Data records for software interfaces:
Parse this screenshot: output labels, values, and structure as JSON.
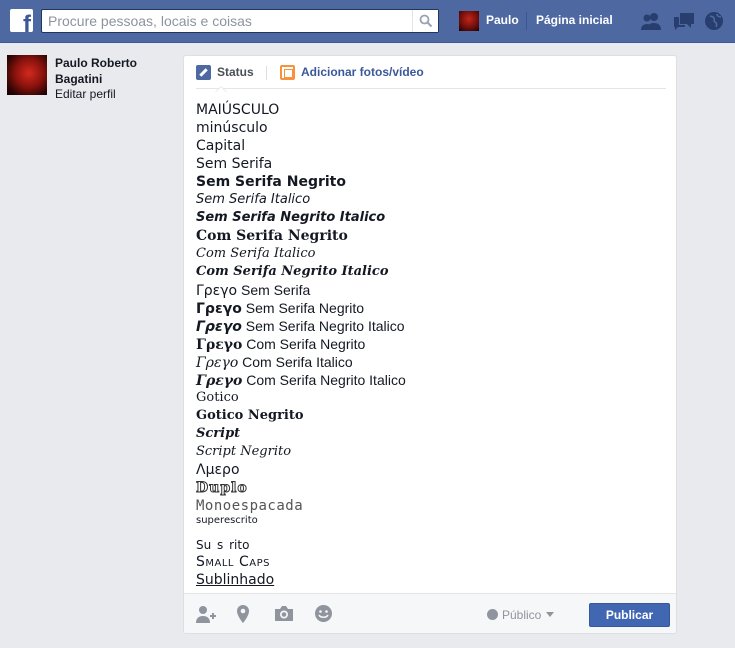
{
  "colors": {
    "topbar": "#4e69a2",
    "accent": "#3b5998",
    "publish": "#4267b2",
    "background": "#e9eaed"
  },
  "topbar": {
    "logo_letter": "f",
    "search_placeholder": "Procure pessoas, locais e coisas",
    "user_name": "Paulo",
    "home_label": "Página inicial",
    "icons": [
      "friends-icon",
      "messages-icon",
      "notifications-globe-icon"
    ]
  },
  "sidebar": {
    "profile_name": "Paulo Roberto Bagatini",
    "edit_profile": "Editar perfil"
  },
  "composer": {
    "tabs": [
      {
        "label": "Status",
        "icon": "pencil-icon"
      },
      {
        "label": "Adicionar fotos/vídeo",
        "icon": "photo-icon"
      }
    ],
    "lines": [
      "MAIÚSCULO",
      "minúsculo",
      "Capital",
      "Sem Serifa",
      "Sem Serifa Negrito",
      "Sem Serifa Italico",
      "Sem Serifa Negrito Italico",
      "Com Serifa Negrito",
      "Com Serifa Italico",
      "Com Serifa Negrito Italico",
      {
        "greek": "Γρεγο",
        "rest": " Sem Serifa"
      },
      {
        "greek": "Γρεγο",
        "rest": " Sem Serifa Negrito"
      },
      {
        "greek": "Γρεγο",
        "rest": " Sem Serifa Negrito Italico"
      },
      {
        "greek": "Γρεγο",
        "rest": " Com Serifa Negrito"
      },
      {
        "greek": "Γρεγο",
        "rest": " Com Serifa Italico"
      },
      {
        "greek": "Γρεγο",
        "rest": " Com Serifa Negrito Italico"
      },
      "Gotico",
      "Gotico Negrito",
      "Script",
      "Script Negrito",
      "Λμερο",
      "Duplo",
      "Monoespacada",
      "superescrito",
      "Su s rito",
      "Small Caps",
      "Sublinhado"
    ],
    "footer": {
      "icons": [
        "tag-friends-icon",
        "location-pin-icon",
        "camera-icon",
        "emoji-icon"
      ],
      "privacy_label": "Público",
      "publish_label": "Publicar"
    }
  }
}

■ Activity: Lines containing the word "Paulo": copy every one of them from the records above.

■ Task answer:
    "user_name": "Paulo",
    "profile_name": "Paulo Roberto Bagatini",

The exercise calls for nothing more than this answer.